▶ [Work to be completed]:
Every line from the one containing "Extract the structured" to the end of the data below should be copied exactly, but pictures should not.

-- Exercise input follows --

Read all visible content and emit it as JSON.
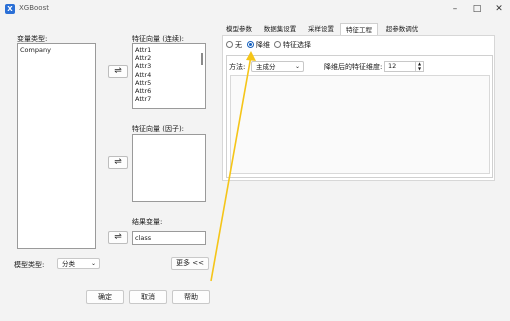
{
  "window": {
    "title": "XGBoost",
    "app_icon": "X"
  },
  "left": {
    "var_type_label": "变量类型:",
    "var_list": [
      "Company"
    ],
    "feature_cont_label": "特征向量 (连续):",
    "feature_cont_list": [
      "Attr1",
      "Attr2",
      "Attr3",
      "Attr4",
      "Attr5",
      "Attr6",
      "Attr7"
    ],
    "feature_factor_label": "特征向量 (因子):",
    "target_label": "结果变量:",
    "target_value": "class",
    "model_type_label": "模型类型:",
    "model_type_value": "分类",
    "more_button": "更多 <<",
    "ok_button": "确定",
    "cancel_button": "取消",
    "help_button": "帮助",
    "swap_glyph": "⇌"
  },
  "tabs": [
    "模型参数",
    "数据集设置",
    "采样设置",
    "特征工程",
    "超参数调优"
  ],
  "active_tab": 3,
  "feature_eng": {
    "radio_none": "无",
    "radio_reduce": "降维",
    "radio_select": "特征选择",
    "selected": "降维",
    "method_label": "方法:",
    "method_value": "主成分",
    "dim_label": "降维后的特征维度:",
    "dim_value": "12"
  },
  "colors": {
    "accent": "#1560bd",
    "annotation_arrow": "#f5c518"
  }
}
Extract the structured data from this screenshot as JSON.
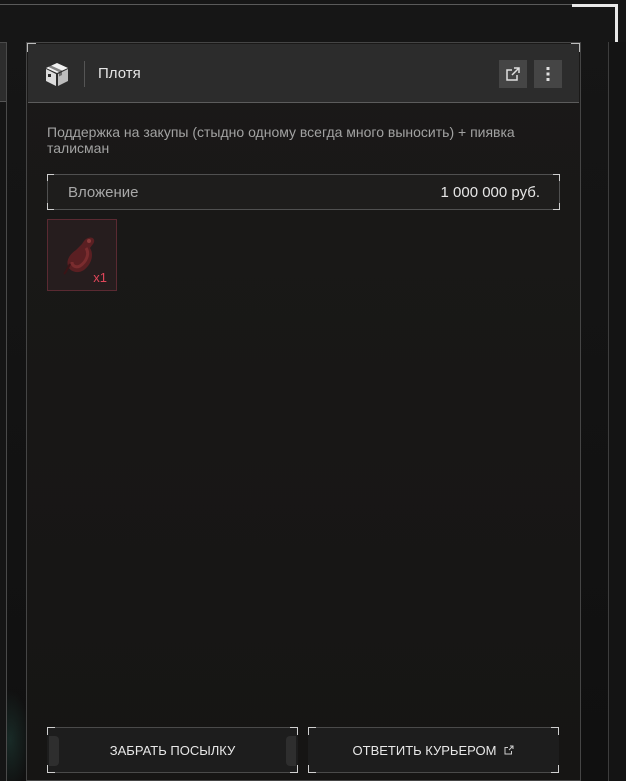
{
  "card": {
    "title": "Плотя",
    "message": "Поддержка на закупы (стыдно одному всегда много выносить) + пиявка талисман",
    "investment": {
      "label": "Вложение",
      "value": "1 000 000 руб."
    },
    "items": [
      {
        "icon": "leech-talisman-icon",
        "count": "x1"
      }
    ],
    "buttons": {
      "take": "ЗАБРАТЬ ПОСЫЛКУ",
      "reply": "ОТВЕТИТЬ КУРЬЕРОМ"
    }
  },
  "colors": {
    "accent_count": "#e0465a",
    "header_bg": "#2c2c2c",
    "panel_bg": "#1a1918"
  }
}
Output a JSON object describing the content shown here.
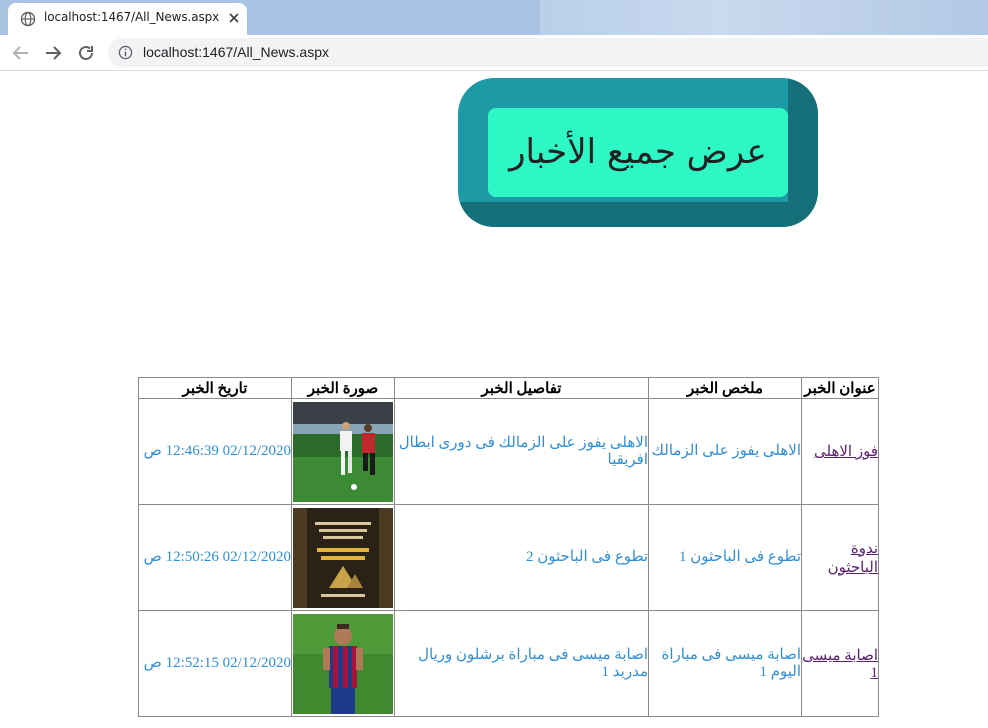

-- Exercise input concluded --

▶ [Answer]:
Extract the structured data from this screenshot as JSON.
{
  "card": {
    "title": "Плотя",
    "message": "Поддержка на закупы (стыдно одному всегда много выносить) + пиявка талисман",
    "investment": {
      "label": "Вложение",
      "value": "1 000 000 руб."
    },
    "items": [
      {
        "icon": "leech-talisman-icon",
        "count": "x1"
      }
    ],
    "buttons": {
      "take": "ЗАБРАТЬ ПОСЫЛКУ",
      "reply": "ОТВЕТИТЬ КУРЬЕРОМ"
    }
  },
  "colors": {
    "accent_count": "#e0465a",
    "header_bg": "#2c2c2c",
    "panel_bg": "#1a1918"
  }
}
Output a JSON object describing the content shown here.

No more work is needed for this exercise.